• _DATA FOR THE TASK_:
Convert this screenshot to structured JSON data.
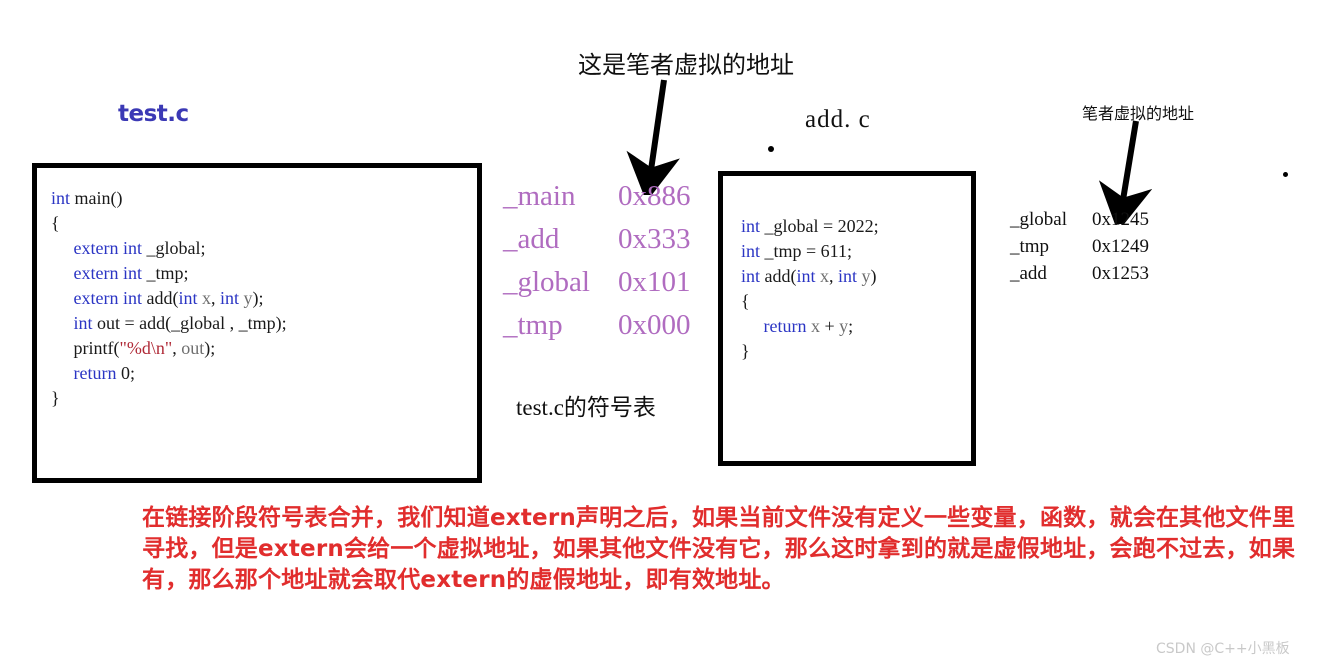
{
  "titles": {
    "left_file": "test.c",
    "right_file": "add. c"
  },
  "annotations": {
    "left_arrow_label": "这是笔者虚拟的地址",
    "right_arrow_label": "笔者虚拟的地址"
  },
  "code_testc": {
    "lines": [
      [
        {
          "t": "int ",
          "c": "kw"
        },
        {
          "t": "main()",
          "c": "pl"
        }
      ],
      [
        {
          "t": "{",
          "c": "pl"
        }
      ],
      [
        {
          "t": "     ",
          "c": "pl"
        },
        {
          "t": "extern int ",
          "c": "kw"
        },
        {
          "t": "_global;",
          "c": "pl"
        }
      ],
      [
        {
          "t": "     ",
          "c": "pl"
        },
        {
          "t": "extern int ",
          "c": "kw"
        },
        {
          "t": "_tmp;",
          "c": "pl"
        }
      ],
      [
        {
          "t": "     ",
          "c": "pl"
        },
        {
          "t": "extern int ",
          "c": "kw"
        },
        {
          "t": "add(",
          "c": "pl"
        },
        {
          "t": "int ",
          "c": "kw"
        },
        {
          "t": "x",
          "c": "var"
        },
        {
          "t": ", ",
          "c": "pl"
        },
        {
          "t": "int ",
          "c": "kw"
        },
        {
          "t": "y",
          "c": "var"
        },
        {
          "t": ");",
          "c": "pl"
        }
      ],
      [
        {
          "t": "     ",
          "c": "pl"
        },
        {
          "t": "int ",
          "c": "kw"
        },
        {
          "t": "out = add(_global , _tmp);",
          "c": "pl"
        }
      ],
      [
        {
          "t": "     ",
          "c": "pl"
        },
        {
          "t": "printf(",
          "c": "pl"
        },
        {
          "t": "\"%d\\n\"",
          "c": "str"
        },
        {
          "t": ", ",
          "c": "pl"
        },
        {
          "t": "out",
          "c": "var"
        },
        {
          "t": ");",
          "c": "pl"
        }
      ],
      [
        {
          "t": "     ",
          "c": "pl"
        },
        {
          "t": "return ",
          "c": "kw"
        },
        {
          "t": "0;",
          "c": "pl"
        }
      ],
      [
        {
          "t": "}",
          "c": "pl"
        }
      ]
    ]
  },
  "code_addc": {
    "lines": [
      [
        {
          "t": "int ",
          "c": "kw"
        },
        {
          "t": "_global = 2022;",
          "c": "pl"
        }
      ],
      [
        {
          "t": "int ",
          "c": "kw"
        },
        {
          "t": "_tmp = 611;",
          "c": "pl"
        }
      ],
      [
        {
          "t": "int ",
          "c": "kw"
        },
        {
          "t": "add(",
          "c": "pl"
        },
        {
          "t": "int ",
          "c": "kw"
        },
        {
          "t": "x",
          "c": "var"
        },
        {
          "t": ", ",
          "c": "pl"
        },
        {
          "t": "int ",
          "c": "kw"
        },
        {
          "t": "y",
          "c": "var"
        },
        {
          "t": ")",
          "c": "pl"
        }
      ],
      [
        {
          "t": "{",
          "c": "pl"
        }
      ],
      [
        {
          "t": "     ",
          "c": "pl"
        },
        {
          "t": "return ",
          "c": "kw"
        },
        {
          "t": "x",
          "c": "var"
        },
        {
          "t": " + ",
          "c": "pl"
        },
        {
          "t": "y",
          "c": "var"
        },
        {
          "t": ";",
          "c": "pl"
        }
      ],
      [
        {
          "t": "}",
          "c": "pl"
        }
      ]
    ]
  },
  "symbol_table_testc": {
    "caption": "test.c的符号表",
    "color": "#b06cc0",
    "rows": [
      {
        "symbol": "_main",
        "address": "0x886"
      },
      {
        "symbol": "_add",
        "address": "0x333"
      },
      {
        "symbol": "_global",
        "address": "0x101"
      },
      {
        "symbol": "_tmp",
        "address": "0x000"
      }
    ]
  },
  "symbol_table_addc": {
    "rows": [
      {
        "symbol": "_global",
        "address": "0x1245"
      },
      {
        "symbol": "_tmp",
        "address": "0x1249"
      },
      {
        "symbol": "_add",
        "address": "0x1253"
      }
    ]
  },
  "note": {
    "text": "在链接阶段符号表合并，我们知道extern声明之后，如果当前文件没有定义一些变量，函数，就会在其他文件里寻找，但是extern会给一个虚拟地址，如果其他文件没有它，那么这时拿到的就是虚假地址，会跑不过去，如果有，那么那个地址就会取代extern的虚假地址，即有效地址。",
    "color": "#e12d2d"
  },
  "watermark": {
    "text": "CSDN @C++小黑板"
  }
}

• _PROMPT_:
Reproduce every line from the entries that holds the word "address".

• _ANSWER FOR THIS EXERCISE_:
        "address": "0x886"
        "address": "0x333"
        "address": "0x101"
        "address": "0x000"
        "address": "0x1245"
        "address": "0x1249"
        "address": "0x1253"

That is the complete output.